There are so many issues at the University that could be easily addressed by dedicated members of the student government, and many similar issues are being addressed by students who deeply care about our campus and our community. But until our peers hold our leaders accountable and demand that they address the issues impacting our day-to-day lives, many of these problems will remain unsolved.

I’m sure there are those who will argue that these issues won’t be solved because there simply aren’t leaders out there who will make a difference. I refuse to believe that. If there’s one thing that the SGA has shown me, it’s that there are leaders in all corners of this university who make significant changes and incredible progress each and every day. They selflessly strive to make this campus better, one step at a time. They don’t seek out the recognition brought by self-aggrandizing campaigns more akin to popularity contests because they truly care about the issues they advocate for.

None of this is to say that the SGA is completely devoid of true leaders. That is simply not the case. But those leaders should be lifted up and used as an example for the campus politicians who say they care about important issues. It is these students who are the true movers and shakers of The University of Alabama.

So, this campaign cycle, let’s encourage our peers who are running to represent us to focus on the issues that really matter. Let’s reprioritize our focus and direct our efforts on actual problems. Let’s not get lost in the false promises cooked up in secret meetings between megalomaniacs.

Let’s hold all our leaders to a higher standard.

The University of Alabama doesn’t need leaders who squabble over who should be on what infinitely endless committee or executive board. It needs leaders who advocate for change even when they don’t have a seat at the table. We don’t need leaders who decry negative press or cry foul when they fall victim to understandable criticism. We need leaders of conviction who have diverse constituencies always in mind, who carefully consider the larger contexts of their words and deeds. We need people who aren’t afraid to stand for what they believe in, but who also recognize the privilege of their position. We need leaders who hold themselves accountable to their peers – leaders of great fortitude and great integrity.
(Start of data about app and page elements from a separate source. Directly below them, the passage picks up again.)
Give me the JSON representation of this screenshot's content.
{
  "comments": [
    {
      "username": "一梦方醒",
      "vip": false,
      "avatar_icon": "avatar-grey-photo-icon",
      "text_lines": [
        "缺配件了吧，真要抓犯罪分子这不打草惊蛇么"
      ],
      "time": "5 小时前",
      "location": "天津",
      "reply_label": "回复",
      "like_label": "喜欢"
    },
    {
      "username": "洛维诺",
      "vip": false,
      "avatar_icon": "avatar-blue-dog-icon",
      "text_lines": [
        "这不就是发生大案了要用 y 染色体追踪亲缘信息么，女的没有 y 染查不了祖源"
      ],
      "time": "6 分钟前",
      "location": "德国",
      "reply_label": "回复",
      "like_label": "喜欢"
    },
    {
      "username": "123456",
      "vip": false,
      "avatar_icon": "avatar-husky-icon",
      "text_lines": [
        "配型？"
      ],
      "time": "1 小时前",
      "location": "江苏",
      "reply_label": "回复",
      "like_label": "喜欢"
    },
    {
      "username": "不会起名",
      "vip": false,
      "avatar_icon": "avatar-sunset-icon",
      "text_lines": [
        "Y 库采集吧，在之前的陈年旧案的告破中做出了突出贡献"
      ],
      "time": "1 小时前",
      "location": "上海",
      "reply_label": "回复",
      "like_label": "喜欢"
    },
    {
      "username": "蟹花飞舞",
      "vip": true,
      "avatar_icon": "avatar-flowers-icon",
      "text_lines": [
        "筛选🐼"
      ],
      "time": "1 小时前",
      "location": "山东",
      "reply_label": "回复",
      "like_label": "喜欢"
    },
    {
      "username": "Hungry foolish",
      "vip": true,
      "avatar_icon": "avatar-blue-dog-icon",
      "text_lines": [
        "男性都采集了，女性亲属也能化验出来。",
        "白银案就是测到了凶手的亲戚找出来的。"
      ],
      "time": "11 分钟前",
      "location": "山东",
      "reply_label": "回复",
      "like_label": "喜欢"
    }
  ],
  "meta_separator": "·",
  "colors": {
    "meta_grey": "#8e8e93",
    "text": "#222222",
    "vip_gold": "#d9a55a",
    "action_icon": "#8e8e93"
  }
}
So, to the campus politicians who continue to hold their peers back so that they may rise to the top by default and not by merit, I leave you with the eternal words of Thomas Paine: “Lead, follow, or get out of the way.”